Ms McFarland contacted Edinburgh Western MSP Alex Cole-Hamilton, the Scottish Lib Dem leader, hoping he might be able to help get something done. And he has had so many people getting in touch about their housing conditions that he is now calling a summit at the Scottish Parliament on the state of housing in Edinburgh. It will bring together MPs, MSPs and councillors from across the political spectrum, alongwith housing associations, campaigners and others. It is also hoped Housing Minister Paul McLennan will attend.
It comes after figures released under freedom of information legislation showed that cases of dampness reported in social rented homes in the Capital have soared almost ten-fold from 122 in 2019 up to 1,215 in 2022. Mr Cole-Hamilton said: “I’ve never known the housing situation in Edinburgh to dominate my casework in-tray so much – whether that's scarcity of social housing, with people waiting years to get a house; or dilapidation in both private and council property, with extreme levels of damp and mould and other structural problems; overcrowding; and people not finding private-sector letting a viable option, given the rampant rent inflation in the city.
"This is a perfect storm at all levels of housing need up to mid-market, while the city keeps building what are effectively mansions in our green belt – that doesn't actually relieve the pressure at more affordable levels. The government’s brutal slashing of council budgets had left local authorities without the ability to provide widespread, high-quality housing for their most vulnerable constituents. Addressing damp and dilapidation in housing must be a top priority for the new government. It must reverse the cuts to council budgets.”
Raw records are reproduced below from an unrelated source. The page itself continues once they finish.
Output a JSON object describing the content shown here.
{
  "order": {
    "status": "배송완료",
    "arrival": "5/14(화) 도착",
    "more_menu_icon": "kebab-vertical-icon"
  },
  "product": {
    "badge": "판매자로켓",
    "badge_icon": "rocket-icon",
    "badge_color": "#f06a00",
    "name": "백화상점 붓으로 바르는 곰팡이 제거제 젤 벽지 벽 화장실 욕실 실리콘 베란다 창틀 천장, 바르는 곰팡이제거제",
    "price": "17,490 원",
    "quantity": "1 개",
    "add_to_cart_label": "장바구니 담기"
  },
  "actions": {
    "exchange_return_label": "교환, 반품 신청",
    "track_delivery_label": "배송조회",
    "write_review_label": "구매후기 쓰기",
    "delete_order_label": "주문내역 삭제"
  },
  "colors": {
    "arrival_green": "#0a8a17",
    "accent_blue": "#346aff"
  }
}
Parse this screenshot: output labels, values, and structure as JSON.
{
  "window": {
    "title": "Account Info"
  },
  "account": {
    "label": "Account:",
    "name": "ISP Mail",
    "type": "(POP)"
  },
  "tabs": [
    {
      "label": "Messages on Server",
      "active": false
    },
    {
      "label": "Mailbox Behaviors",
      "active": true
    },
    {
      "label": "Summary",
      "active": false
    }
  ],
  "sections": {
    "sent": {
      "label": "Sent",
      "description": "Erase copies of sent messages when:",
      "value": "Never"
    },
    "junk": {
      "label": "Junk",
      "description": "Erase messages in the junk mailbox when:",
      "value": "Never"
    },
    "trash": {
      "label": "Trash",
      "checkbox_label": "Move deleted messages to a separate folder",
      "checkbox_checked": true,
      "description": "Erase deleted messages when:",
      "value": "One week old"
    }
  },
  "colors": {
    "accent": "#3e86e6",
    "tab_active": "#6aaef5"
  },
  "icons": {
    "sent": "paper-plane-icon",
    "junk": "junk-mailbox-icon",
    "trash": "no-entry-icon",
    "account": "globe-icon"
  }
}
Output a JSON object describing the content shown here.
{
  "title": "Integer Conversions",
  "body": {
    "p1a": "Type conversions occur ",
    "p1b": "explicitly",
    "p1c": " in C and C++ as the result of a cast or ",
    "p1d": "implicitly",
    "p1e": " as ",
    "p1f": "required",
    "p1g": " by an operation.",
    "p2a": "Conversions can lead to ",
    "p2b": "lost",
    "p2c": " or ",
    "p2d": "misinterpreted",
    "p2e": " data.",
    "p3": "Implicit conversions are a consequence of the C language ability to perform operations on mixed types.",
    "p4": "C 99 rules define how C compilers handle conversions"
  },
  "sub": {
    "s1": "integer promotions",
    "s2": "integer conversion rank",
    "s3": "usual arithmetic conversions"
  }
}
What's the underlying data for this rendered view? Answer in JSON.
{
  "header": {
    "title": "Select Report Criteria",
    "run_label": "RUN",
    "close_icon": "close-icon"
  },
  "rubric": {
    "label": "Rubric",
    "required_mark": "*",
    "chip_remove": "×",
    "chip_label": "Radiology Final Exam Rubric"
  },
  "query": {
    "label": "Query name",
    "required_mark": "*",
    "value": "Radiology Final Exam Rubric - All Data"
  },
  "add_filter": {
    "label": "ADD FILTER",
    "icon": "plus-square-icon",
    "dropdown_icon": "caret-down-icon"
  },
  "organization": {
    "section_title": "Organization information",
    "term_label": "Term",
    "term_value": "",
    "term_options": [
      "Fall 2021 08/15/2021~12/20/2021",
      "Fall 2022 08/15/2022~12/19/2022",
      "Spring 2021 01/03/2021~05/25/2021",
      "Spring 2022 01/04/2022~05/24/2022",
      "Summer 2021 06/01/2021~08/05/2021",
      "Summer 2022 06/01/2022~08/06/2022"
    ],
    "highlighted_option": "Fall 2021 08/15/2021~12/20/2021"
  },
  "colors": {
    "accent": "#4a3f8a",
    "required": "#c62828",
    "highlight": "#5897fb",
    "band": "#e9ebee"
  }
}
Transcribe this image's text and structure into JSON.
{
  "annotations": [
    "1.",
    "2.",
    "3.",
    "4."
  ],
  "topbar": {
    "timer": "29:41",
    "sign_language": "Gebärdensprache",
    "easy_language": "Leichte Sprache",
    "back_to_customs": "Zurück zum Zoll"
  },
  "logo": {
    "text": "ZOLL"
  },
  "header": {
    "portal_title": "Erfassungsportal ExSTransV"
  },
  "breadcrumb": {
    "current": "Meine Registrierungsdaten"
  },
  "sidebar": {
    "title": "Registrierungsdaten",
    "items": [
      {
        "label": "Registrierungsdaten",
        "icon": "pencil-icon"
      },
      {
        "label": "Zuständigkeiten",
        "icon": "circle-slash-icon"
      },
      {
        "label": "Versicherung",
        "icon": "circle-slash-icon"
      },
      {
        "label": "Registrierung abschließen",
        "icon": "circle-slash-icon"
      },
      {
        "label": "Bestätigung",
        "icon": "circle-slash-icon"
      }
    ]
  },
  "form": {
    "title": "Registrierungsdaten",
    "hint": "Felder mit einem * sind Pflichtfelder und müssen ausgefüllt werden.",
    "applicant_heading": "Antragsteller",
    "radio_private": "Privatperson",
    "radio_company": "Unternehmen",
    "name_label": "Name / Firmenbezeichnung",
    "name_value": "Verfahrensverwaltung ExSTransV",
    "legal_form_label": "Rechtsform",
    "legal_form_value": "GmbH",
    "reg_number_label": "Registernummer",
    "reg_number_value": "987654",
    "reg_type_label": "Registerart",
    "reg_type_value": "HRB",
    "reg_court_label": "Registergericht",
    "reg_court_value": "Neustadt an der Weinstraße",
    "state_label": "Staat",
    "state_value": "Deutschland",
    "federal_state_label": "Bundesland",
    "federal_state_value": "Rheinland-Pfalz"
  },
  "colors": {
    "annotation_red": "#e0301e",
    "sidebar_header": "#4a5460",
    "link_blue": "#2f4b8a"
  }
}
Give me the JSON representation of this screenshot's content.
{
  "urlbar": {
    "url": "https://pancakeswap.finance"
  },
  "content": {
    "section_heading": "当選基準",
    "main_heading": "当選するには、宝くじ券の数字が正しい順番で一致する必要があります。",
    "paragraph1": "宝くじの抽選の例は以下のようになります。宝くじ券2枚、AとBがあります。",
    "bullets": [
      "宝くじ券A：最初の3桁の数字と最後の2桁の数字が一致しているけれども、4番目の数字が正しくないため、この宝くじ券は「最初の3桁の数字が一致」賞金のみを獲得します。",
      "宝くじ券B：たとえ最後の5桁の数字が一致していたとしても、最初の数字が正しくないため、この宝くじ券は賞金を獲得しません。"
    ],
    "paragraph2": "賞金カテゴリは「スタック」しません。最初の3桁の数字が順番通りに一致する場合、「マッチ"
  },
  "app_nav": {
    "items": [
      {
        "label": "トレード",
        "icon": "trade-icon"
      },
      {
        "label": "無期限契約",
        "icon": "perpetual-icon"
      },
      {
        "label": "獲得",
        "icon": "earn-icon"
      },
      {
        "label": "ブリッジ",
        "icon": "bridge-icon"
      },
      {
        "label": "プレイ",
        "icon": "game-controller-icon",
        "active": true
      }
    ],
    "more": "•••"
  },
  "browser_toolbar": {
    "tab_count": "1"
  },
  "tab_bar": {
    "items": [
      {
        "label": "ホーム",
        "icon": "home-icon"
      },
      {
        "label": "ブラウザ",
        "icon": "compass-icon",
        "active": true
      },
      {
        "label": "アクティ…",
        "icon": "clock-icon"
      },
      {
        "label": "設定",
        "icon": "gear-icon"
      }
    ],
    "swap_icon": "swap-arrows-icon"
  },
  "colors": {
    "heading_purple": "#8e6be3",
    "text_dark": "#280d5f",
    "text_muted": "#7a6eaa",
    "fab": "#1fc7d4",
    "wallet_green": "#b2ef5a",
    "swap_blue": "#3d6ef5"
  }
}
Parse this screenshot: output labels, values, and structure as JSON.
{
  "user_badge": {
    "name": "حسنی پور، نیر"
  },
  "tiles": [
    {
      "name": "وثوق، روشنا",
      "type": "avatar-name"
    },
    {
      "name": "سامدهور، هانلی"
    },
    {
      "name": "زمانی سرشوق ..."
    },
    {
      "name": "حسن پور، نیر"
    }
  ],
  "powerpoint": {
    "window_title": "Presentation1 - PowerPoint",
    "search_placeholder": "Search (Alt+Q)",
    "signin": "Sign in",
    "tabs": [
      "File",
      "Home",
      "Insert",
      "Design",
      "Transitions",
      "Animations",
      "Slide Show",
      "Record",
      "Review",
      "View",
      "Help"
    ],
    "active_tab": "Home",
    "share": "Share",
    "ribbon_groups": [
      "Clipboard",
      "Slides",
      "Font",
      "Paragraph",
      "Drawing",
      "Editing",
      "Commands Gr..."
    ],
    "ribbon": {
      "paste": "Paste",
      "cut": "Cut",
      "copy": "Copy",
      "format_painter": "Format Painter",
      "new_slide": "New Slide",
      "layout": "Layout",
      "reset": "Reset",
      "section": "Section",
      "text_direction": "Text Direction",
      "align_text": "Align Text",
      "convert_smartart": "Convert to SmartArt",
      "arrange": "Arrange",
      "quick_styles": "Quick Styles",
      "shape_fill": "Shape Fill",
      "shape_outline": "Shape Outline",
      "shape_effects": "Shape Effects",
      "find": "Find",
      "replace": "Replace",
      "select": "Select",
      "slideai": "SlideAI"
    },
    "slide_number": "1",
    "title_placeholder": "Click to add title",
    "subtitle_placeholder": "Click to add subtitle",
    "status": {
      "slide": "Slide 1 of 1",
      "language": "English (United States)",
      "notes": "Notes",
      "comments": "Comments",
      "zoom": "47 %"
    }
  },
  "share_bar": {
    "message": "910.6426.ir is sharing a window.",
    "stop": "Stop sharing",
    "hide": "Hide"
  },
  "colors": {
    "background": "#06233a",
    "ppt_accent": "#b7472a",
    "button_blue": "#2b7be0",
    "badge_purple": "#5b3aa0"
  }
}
He hopes the housing summit at Holyrood on May 24 will help bring about progress on the issue. “I don't think anyone has ever brought together all of these stakeholders in this way and for me this is not just a one-off – this, I hope, will become a working group that will meet for as long as it takes to start seeing change and action.
“Housing is everything – if you don't have permanent adequate housing it undermines your health, your learning opportunities, your employment opportunities. We know that poor housing shortens lives and bad housing is also linked to a range of other social inequalities like poverty, substance use issues, poor mental health. Housing is at the heart of everything – if you don't have a warm, safe secure home then you really don’t have a strong foundation for anything else in your life.”
Ms McFarland says her landlords have finally said they will do something about the damp and mould which she and her husband and three children have been living with for the past year. “I think it’s only because the health visitor for my son and Alex Cole-Hamilton are now involved and got in contact with them – I think that's why they're starting to get their finger out. I don’t know what they’re going to do, or whether it will solve the problem.”
Landlords Orchard and Shipman were contacted for comment.